This whole week has been full of highs and lows. One minute we are opening our doors welcoming someone in need and the next we are taking someone back to the border because something has happened to a family member or they are moving on to their next location. I am happy for them but I am not good at goodbyes. Another sad part is that when they go to there new location, they don’t always receive the same welcome as everybody else.
Five young ladies showed up at the pastor’s house with four babies and a toddler on a cold, rainy night. They had not eaten for two days and were wet and cold. It was late so we could not give them clothes but early the next day we went to the store and got warm outfits for the little ones. They were so excited that they could not wait to try it on. The adults had to wait a little longer but eventually they too got new clothing.
Google translator works great if the Wi-Fi is working and unfortunately around our hotel it is spotty at best. I wish it was able to recognized the language being spoken like it does the written one. I have to remember to change the language, what language each person speaks and hope that they do not code switch (change from one language to another) and switch to the language being spoken. My ADD brain tries to help and makes my mouth speak Hindi or Lamni words. The joy of being multilingual and yet not being able to communicate. Thank God other guests at the hotel have been able to translate for me.

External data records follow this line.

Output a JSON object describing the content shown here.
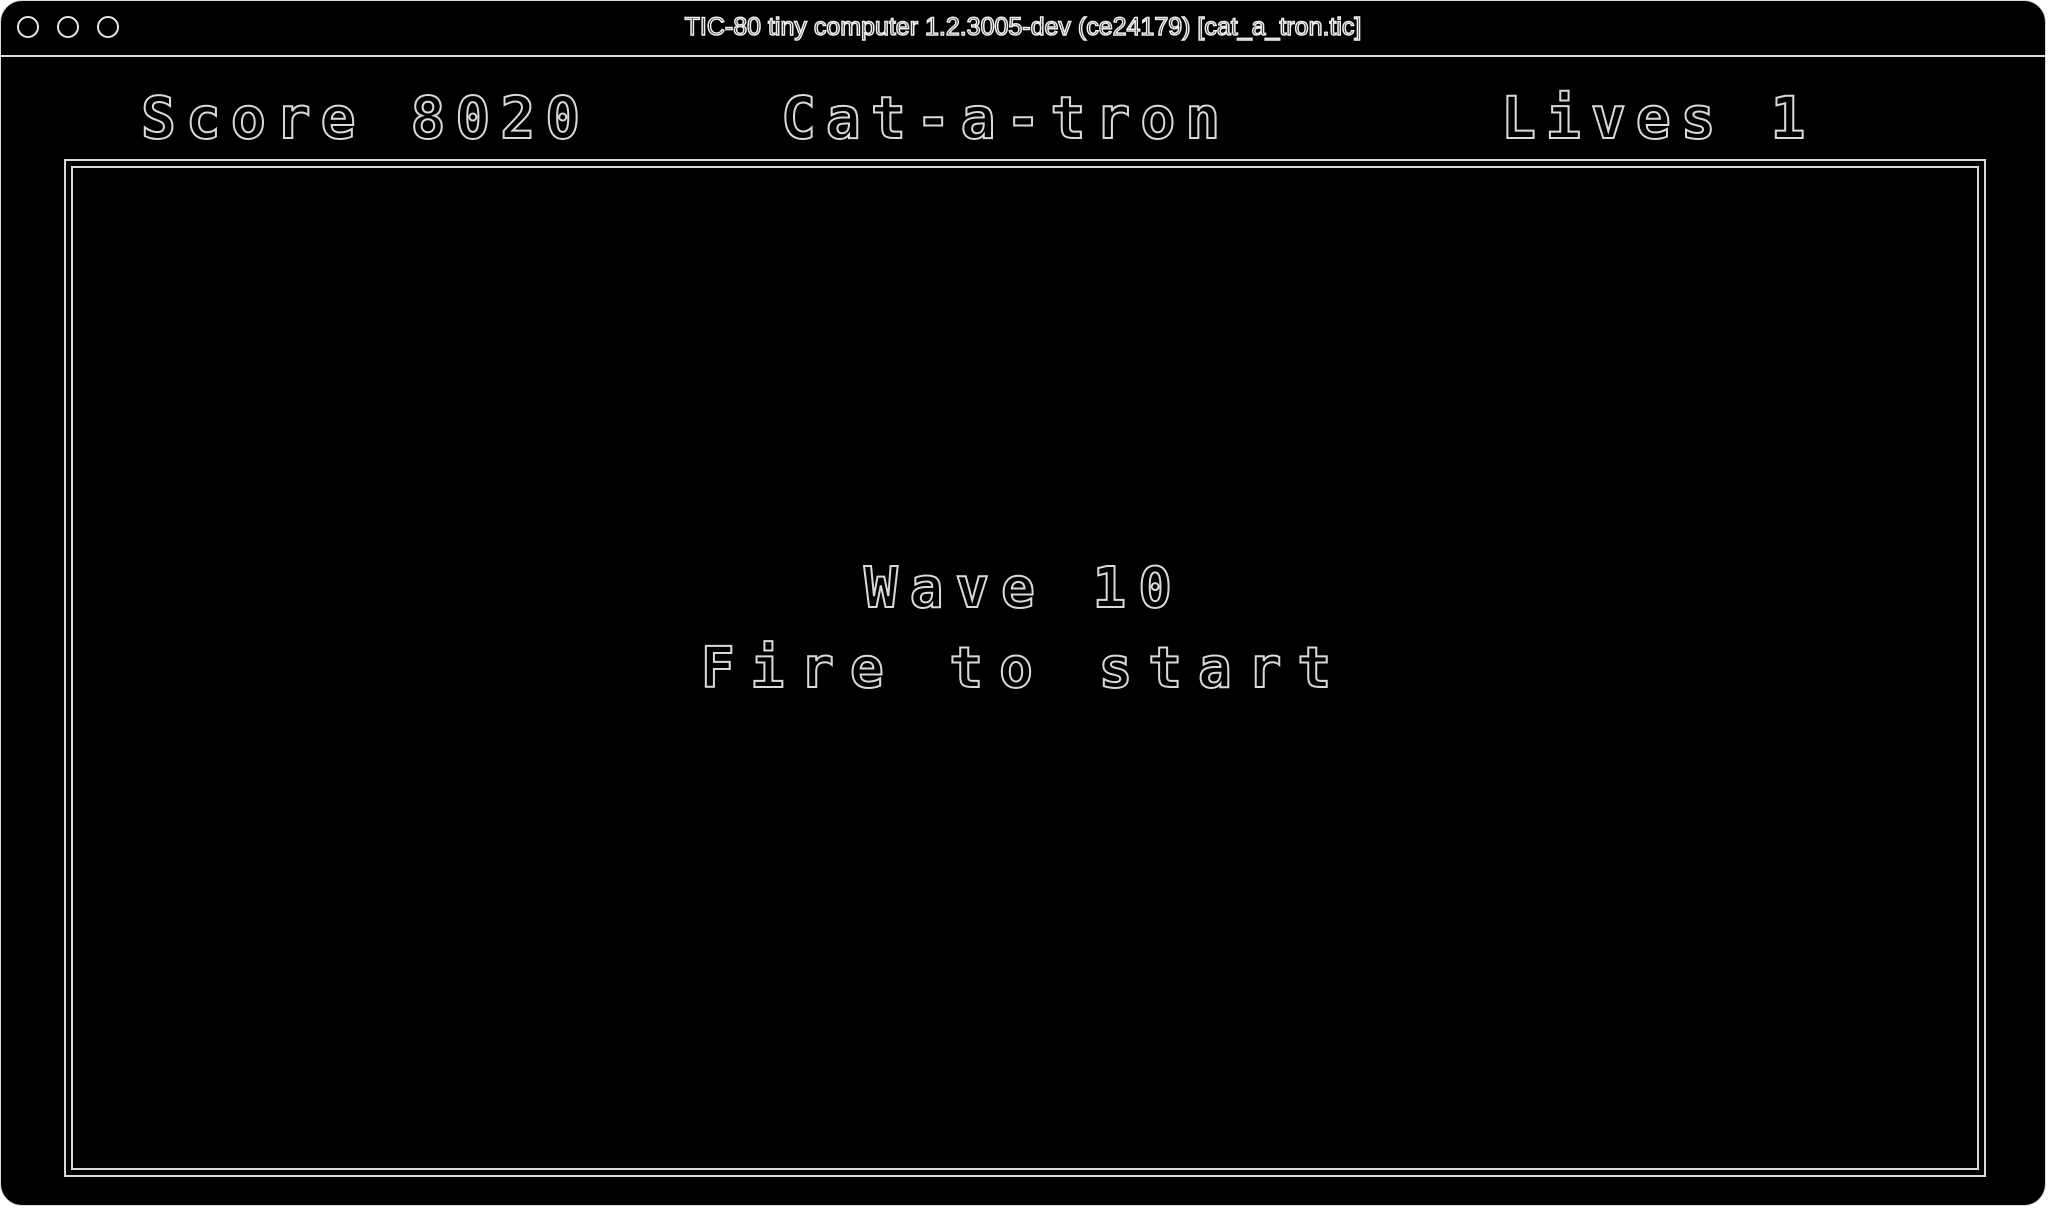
{
  "window": {
    "title": "TIC-80 tiny computer 1.2.3005-dev (ce24179) [cat_a_tron.tic]"
  },
  "hud": {
    "score": "Score 8020",
    "title": "Cat-a-tron",
    "lives": "Lives 1"
  },
  "screen": {
    "wave": "Wave 10",
    "prompt": "Fire to start"
  },
  "colors": {
    "background": "#000000",
    "outline": "#d9d9d9"
  }
}
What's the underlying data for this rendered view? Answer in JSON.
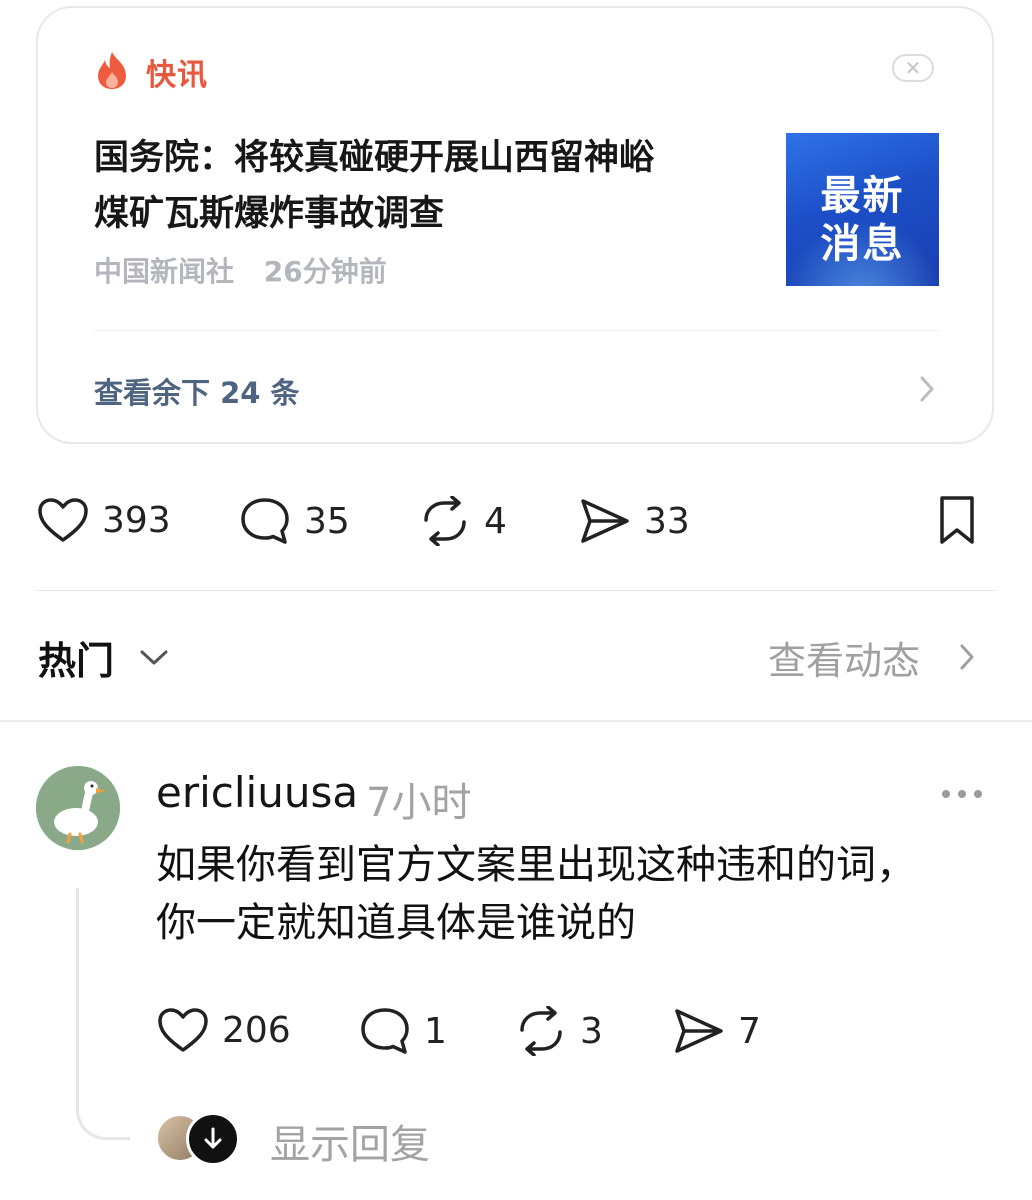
{
  "news_card": {
    "brand_label": "快讯",
    "brand_icon": "flame-icon",
    "headline_line1": "国务院：将较真碰硬开展山西留神峪",
    "headline_line2": "煤矿瓦斯爆炸事故调查",
    "source": "中国新闻社",
    "time_ago": "26分钟前",
    "thumbnail_line1": "最新",
    "thumbnail_line2": "消息",
    "more_link": "查看余下 24 条"
  },
  "post_actions": {
    "likes": "393",
    "comments": "35",
    "reposts": "4",
    "shares": "33"
  },
  "section": {
    "hot_label": "热门",
    "view_activity": "查看动态"
  },
  "comment": {
    "username": "ericliuusa",
    "time": "7小时",
    "text_line1": "如果你看到官方文案里出现这种违和的词，",
    "text_line2": "你一定就知道具体是谁说的",
    "likes": "206",
    "replies": "1",
    "reposts": "3",
    "shares": "7",
    "show_replies": "显示回复"
  },
  "colors": {
    "brand_red": "#e9573f",
    "link_blue_gray": "#4f6480",
    "muted_gray": "#a3a3a3",
    "thumbnail_blue": "#2f73e6"
  }
}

Please give generously to the Ukraine Relief Fund at www.cbf.net/ukraine.